→ Assignment: Reproduce only this range: the line holding "Enumerate this screenshot's" through the last line of the data below, both included, exactly, with no pictures.

┌─ Data to process

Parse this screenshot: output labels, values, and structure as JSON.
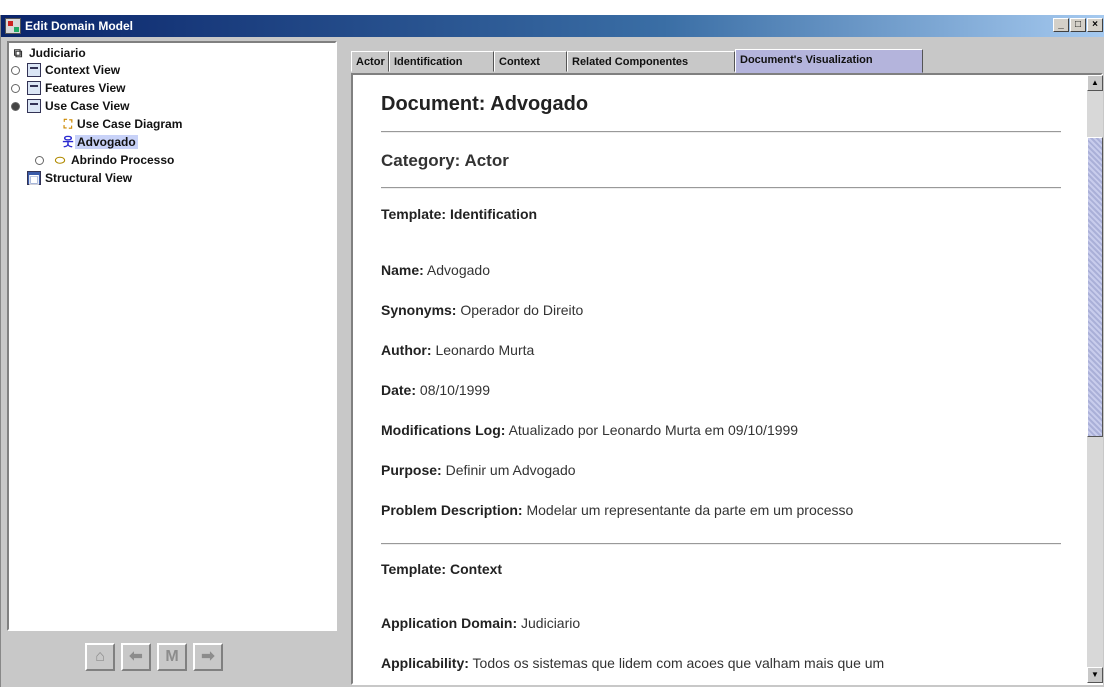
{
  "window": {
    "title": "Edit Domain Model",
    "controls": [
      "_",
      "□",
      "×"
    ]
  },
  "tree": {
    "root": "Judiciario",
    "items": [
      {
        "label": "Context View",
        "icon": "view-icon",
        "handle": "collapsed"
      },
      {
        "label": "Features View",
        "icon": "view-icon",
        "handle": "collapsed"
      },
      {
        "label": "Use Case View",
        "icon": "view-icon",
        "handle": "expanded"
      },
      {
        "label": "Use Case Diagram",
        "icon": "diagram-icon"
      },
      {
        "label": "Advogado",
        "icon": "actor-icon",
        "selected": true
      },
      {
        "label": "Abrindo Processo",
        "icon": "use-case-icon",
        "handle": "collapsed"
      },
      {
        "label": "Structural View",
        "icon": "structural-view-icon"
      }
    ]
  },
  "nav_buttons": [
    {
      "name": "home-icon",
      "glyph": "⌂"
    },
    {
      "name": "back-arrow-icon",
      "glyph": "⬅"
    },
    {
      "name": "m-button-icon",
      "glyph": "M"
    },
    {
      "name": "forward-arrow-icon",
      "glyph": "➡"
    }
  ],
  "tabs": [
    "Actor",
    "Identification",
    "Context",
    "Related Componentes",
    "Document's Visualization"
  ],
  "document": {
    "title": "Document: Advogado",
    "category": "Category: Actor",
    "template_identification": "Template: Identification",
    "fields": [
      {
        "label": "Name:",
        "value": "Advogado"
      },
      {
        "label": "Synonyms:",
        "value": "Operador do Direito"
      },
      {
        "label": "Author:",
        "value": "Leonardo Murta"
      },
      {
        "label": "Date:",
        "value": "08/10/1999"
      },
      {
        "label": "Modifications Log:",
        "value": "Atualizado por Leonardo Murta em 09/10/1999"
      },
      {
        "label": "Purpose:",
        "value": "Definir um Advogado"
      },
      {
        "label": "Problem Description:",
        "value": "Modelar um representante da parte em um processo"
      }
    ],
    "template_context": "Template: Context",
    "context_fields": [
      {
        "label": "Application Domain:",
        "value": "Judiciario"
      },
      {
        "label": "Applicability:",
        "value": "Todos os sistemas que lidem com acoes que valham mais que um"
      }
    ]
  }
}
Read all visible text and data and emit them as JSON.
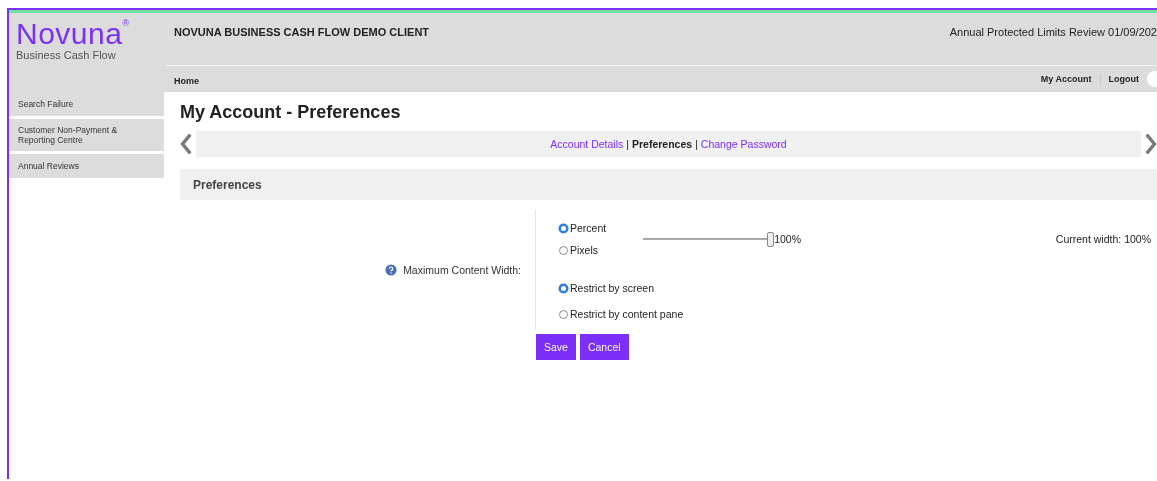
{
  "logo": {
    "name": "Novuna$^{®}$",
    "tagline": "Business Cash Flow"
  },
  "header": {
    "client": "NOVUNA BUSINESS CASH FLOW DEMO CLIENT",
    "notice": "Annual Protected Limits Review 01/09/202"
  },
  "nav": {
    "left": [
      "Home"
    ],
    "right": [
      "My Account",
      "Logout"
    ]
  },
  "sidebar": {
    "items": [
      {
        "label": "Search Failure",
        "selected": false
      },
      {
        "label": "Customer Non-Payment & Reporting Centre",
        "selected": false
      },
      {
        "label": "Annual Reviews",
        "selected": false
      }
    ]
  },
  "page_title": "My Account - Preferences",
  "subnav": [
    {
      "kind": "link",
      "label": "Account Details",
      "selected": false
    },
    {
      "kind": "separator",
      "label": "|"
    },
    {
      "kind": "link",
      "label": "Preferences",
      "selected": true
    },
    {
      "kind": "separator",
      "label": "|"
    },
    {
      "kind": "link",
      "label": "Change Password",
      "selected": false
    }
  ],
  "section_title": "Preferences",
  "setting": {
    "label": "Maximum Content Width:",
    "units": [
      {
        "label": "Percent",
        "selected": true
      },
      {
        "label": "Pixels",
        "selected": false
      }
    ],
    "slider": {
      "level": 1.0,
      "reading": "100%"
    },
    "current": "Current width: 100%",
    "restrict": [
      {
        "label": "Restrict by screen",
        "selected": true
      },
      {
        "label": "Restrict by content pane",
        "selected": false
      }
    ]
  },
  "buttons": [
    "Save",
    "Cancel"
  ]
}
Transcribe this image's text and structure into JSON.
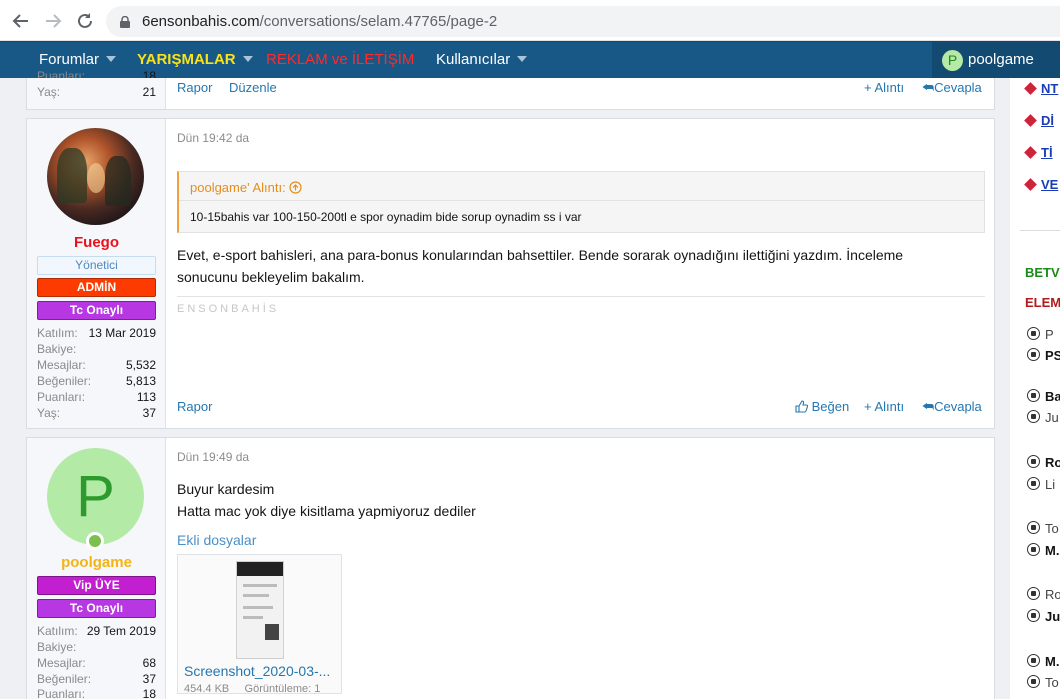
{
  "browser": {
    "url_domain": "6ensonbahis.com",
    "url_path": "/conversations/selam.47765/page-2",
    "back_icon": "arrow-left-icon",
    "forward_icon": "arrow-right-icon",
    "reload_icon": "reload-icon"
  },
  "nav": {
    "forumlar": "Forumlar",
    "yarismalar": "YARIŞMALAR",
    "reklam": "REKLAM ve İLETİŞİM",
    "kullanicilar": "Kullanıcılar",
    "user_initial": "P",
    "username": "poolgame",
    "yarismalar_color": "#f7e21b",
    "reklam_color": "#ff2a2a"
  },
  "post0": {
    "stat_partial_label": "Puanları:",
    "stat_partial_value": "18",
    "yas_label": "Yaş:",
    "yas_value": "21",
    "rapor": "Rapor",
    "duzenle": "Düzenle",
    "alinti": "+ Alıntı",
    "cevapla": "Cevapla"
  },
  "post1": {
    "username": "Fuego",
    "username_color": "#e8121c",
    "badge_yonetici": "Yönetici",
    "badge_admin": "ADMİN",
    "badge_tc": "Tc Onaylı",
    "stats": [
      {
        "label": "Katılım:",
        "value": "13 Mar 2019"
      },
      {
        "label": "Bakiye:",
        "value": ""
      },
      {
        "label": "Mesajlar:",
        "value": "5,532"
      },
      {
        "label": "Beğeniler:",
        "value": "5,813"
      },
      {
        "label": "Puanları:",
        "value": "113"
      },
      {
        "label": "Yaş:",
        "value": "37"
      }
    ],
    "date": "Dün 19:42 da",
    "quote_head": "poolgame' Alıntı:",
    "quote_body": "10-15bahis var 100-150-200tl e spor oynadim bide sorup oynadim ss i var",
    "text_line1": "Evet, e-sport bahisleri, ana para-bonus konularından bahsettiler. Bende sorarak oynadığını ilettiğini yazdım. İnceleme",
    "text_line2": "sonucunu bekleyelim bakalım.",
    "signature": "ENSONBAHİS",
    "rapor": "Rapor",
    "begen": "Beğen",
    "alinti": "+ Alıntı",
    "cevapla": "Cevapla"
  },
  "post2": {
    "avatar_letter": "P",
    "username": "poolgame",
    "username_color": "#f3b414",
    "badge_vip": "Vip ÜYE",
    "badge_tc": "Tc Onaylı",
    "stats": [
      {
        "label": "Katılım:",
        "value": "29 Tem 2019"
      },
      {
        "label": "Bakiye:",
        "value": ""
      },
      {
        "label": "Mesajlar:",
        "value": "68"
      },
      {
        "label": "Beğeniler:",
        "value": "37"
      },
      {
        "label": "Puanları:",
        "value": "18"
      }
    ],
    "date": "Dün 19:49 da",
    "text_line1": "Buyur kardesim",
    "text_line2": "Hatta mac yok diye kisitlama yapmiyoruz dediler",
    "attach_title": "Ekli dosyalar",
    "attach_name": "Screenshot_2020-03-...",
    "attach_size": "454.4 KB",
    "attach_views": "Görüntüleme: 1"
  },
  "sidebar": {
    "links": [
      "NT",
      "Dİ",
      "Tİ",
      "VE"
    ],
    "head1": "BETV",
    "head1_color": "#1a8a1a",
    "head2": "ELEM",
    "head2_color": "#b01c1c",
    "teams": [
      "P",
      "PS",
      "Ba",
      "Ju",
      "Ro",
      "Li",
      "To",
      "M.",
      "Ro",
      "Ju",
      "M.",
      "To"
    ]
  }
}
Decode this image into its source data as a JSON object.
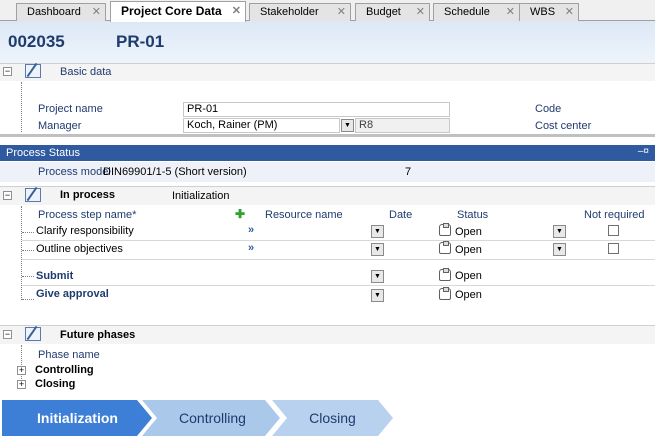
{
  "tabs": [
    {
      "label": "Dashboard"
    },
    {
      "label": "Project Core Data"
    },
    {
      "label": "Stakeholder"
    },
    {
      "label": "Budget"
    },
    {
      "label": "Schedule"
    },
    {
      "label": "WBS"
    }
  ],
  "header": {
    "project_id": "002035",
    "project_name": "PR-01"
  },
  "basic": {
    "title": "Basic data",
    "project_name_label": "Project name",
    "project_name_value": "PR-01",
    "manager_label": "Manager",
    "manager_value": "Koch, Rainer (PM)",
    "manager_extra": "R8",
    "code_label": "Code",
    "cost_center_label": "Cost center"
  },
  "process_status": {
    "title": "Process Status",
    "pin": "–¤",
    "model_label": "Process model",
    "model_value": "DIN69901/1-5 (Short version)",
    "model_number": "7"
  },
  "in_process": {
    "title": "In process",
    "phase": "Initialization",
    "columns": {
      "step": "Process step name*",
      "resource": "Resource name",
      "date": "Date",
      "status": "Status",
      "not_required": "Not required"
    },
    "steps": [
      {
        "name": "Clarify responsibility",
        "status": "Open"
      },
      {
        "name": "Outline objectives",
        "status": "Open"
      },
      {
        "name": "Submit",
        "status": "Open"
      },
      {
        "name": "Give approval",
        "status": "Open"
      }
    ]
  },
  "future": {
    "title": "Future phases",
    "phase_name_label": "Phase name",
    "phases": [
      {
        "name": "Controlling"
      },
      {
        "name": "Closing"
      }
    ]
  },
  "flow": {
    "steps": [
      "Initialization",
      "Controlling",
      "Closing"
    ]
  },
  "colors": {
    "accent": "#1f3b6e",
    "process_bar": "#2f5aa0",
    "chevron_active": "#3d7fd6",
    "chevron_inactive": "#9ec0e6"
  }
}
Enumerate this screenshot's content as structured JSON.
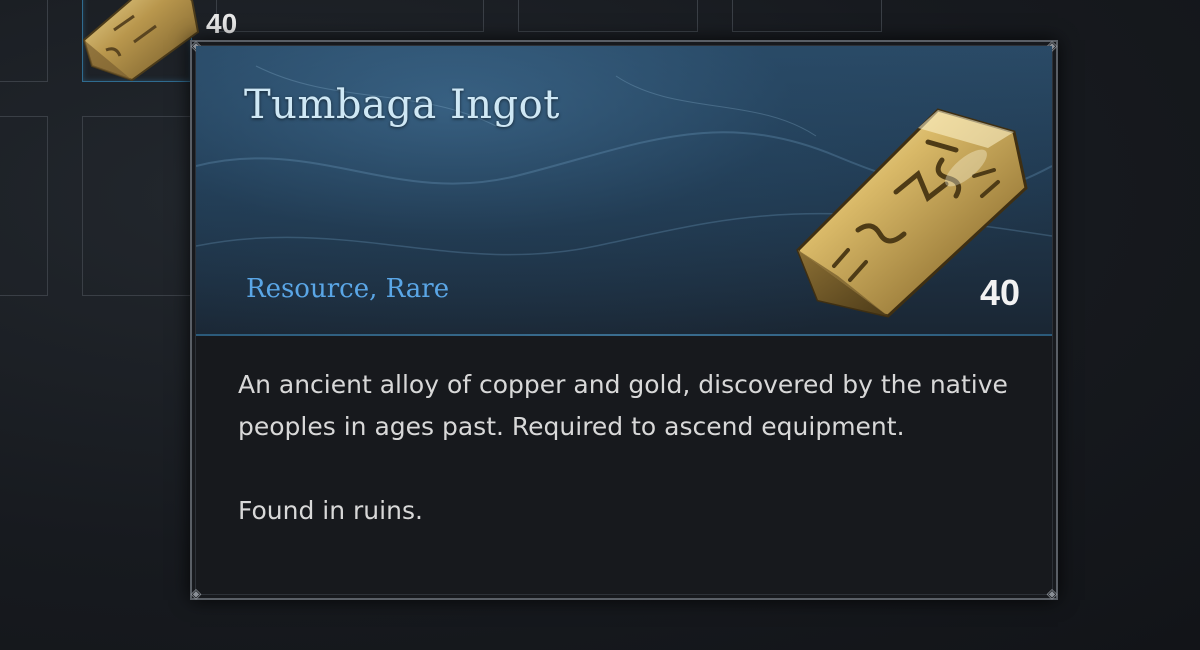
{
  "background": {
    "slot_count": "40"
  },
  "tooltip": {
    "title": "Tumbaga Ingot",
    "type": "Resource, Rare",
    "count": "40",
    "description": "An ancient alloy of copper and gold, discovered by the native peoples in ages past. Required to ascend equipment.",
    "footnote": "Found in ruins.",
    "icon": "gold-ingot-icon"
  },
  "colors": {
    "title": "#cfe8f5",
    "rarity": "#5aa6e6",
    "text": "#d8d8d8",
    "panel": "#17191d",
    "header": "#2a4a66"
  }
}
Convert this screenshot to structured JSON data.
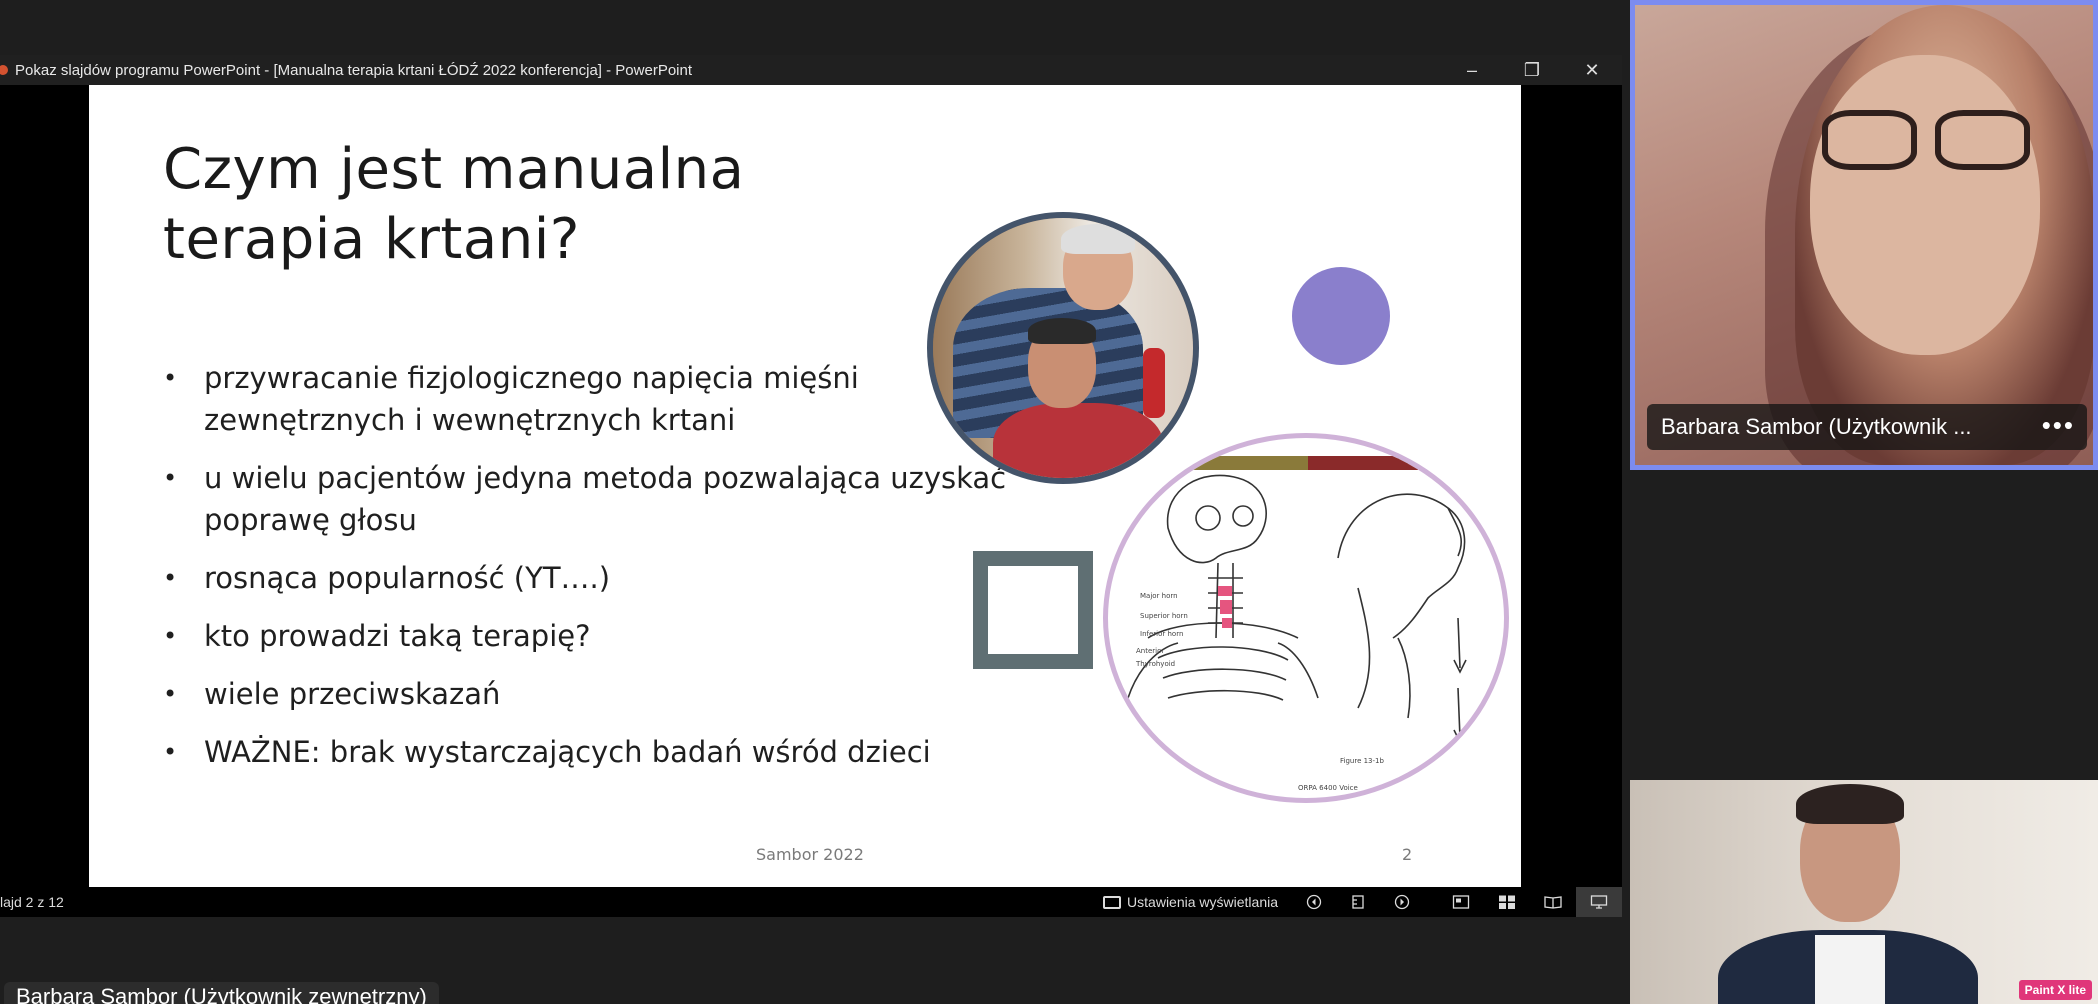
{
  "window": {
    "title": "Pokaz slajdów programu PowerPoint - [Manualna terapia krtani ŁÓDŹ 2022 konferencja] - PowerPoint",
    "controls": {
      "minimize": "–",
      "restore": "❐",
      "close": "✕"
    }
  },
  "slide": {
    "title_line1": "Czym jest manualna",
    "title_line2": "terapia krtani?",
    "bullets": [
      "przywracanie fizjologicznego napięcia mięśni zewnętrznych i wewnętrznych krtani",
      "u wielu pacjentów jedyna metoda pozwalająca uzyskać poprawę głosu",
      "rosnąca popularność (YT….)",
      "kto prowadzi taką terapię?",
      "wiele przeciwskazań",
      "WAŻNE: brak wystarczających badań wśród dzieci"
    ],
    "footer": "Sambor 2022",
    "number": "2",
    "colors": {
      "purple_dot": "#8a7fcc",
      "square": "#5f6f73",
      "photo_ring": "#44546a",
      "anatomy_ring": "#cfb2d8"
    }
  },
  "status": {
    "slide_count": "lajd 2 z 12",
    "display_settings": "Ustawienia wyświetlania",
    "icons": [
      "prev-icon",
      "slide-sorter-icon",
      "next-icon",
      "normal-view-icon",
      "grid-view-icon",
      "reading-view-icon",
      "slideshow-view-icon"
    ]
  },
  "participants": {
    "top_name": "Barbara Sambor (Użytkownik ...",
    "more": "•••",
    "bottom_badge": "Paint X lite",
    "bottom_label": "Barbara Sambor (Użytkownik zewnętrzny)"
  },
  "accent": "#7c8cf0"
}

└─

→ Task result:
Enumerate this screenshot's content as structured JSON.
{
  "background": {
    "slot_count": "40"
  },
  "tooltip": {
    "title": "Tumbaga Ingot",
    "type": "Resource, Rare",
    "count": "40",
    "description": "An ancient alloy of copper and gold, discovered by the native peoples in ages past. Required to ascend equipment.",
    "footnote": "Found in ruins.",
    "icon": "gold-ingot-icon"
  },
  "colors": {
    "title": "#cfe8f5",
    "rarity": "#5aa6e6",
    "text": "#d8d8d8",
    "panel": "#17191d",
    "header": "#2a4a66"
  }
}
Convert this screenshot to structured JSON data.
{
  "window": {
    "title": "Pokaz slajdów programu PowerPoint - [Manualna terapia krtani ŁÓDŹ 2022 konferencja] - PowerPoint",
    "controls": {
      "minimize": "–",
      "restore": "❐",
      "close": "✕"
    }
  },
  "slide": {
    "title_line1": "Czym jest manualna",
    "title_line2": "terapia krtani?",
    "bullets": [
      "przywracanie fizjologicznego napięcia mięśni zewnętrznych i wewnętrznych krtani",
      "u wielu pacjentów jedyna metoda pozwalająca uzyskać poprawę głosu",
      "rosnąca popularność (YT….)",
      "kto prowadzi taką terapię?",
      "wiele przeciwskazań",
      "WAŻNE: brak wystarczających badań wśród dzieci"
    ],
    "footer": "Sambor 2022",
    "number": "2",
    "colors": {
      "purple_dot": "#8a7fcc",
      "square": "#5f6f73",
      "photo_ring": "#44546a",
      "anatomy_ring": "#cfb2d8"
    }
  },
  "status": {
    "slide_count": "lajd 2 z 12",
    "display_settings": "Ustawienia wyświetlania",
    "icons": [
      "prev-icon",
      "slide-sorter-icon",
      "next-icon",
      "normal-view-icon",
      "grid-view-icon",
      "reading-view-icon",
      "slideshow-view-icon"
    ]
  },
  "participants": {
    "top_name": "Barbara Sambor (Użytkownik ...",
    "more": "•••",
    "bottom_badge": "Paint X lite",
    "bottom_label": "Barbara Sambor (Użytkownik zewnętrzny)"
  },
  "accent": "#7c8cf0"
}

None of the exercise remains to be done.